[Component data from apps and pages]
■ ■ ■ ■

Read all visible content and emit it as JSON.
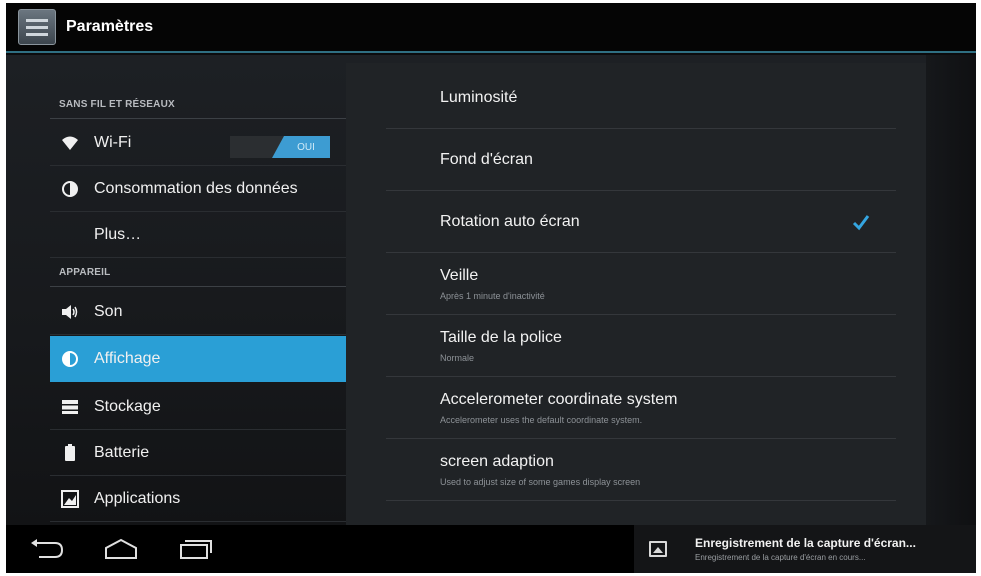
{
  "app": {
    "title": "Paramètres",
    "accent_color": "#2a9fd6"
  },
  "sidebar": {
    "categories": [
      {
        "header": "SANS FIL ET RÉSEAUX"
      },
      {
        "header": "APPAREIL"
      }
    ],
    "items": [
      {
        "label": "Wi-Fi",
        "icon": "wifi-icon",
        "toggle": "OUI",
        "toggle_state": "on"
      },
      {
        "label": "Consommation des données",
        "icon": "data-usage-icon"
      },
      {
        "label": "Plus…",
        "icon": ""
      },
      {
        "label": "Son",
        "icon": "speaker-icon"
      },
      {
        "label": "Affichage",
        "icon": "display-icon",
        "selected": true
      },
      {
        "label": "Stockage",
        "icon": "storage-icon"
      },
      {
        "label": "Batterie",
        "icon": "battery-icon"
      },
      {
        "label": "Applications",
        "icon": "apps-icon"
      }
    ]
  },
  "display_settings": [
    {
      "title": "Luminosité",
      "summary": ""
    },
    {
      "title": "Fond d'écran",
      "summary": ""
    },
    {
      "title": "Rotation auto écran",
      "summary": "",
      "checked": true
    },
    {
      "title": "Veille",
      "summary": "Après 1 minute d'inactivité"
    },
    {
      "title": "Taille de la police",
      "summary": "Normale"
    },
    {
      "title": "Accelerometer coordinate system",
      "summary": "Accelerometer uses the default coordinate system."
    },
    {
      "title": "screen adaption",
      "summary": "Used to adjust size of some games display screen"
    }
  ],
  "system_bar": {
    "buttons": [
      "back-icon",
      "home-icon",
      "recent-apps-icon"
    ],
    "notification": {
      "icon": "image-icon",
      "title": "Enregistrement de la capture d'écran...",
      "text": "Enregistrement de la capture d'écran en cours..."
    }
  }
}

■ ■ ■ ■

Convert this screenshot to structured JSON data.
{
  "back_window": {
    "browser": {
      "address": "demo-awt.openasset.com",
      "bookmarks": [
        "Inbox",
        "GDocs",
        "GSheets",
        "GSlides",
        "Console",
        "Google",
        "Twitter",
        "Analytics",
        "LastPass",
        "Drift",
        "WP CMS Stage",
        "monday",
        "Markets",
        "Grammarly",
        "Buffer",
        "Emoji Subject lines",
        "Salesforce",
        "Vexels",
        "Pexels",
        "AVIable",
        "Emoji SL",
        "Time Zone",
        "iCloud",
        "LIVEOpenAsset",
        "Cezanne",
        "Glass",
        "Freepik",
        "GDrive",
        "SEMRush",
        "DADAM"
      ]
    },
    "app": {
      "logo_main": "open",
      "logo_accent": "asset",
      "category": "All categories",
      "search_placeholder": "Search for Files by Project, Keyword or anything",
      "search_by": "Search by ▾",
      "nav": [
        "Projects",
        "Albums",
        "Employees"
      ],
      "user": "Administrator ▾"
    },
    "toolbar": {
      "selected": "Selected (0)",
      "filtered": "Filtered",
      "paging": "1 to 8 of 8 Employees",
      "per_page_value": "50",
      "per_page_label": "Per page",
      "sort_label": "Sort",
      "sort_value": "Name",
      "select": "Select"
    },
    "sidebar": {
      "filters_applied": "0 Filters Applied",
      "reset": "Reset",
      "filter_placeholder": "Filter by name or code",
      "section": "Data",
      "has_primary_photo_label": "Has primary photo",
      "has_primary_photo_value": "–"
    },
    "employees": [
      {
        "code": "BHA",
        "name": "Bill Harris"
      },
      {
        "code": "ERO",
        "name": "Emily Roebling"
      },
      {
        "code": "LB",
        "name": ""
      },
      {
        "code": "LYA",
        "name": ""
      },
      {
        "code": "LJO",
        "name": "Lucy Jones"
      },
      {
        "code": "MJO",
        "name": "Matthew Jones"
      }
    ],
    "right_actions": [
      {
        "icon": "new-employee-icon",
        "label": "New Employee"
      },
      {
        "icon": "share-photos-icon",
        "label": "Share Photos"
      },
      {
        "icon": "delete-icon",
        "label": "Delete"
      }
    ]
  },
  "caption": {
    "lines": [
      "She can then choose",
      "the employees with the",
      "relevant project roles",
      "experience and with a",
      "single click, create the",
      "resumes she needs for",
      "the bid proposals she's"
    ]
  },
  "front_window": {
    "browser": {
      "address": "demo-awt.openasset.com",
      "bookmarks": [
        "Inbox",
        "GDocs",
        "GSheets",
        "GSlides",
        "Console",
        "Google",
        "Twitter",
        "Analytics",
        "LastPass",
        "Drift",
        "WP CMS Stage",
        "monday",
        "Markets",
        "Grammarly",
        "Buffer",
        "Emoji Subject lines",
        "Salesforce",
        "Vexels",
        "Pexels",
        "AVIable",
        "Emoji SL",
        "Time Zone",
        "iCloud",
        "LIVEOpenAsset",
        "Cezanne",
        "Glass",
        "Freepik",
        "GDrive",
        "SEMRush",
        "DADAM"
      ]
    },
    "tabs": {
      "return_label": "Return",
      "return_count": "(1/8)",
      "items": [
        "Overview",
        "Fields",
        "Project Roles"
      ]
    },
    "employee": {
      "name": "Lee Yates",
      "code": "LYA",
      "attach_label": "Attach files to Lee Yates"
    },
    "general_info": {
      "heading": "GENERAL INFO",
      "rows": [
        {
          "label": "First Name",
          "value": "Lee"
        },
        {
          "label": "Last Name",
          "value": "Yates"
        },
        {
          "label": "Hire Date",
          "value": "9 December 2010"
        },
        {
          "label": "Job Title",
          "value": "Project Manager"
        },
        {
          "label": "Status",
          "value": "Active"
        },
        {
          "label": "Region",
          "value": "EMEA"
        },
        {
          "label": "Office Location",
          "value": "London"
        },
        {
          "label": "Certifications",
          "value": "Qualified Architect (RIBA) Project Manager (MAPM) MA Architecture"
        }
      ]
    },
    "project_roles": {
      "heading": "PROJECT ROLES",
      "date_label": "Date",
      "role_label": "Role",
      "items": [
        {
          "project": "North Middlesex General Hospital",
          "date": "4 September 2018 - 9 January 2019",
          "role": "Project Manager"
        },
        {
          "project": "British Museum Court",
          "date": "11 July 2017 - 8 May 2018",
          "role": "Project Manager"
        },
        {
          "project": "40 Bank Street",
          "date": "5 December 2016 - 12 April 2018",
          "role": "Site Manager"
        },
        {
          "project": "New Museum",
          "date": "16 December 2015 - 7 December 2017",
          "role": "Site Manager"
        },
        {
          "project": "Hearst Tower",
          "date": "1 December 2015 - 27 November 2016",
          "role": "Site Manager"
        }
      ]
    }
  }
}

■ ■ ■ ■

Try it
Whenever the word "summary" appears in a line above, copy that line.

The completed task
      "summary": ""
      "summary": ""
      "summary": "",
      "summary": "Après 1 minute d'inactivité"
      "summary": "Normale"
      "summary": "Accelerometer uses the default coordinate system."
      "summary": "Used to adjust size of some games display screen"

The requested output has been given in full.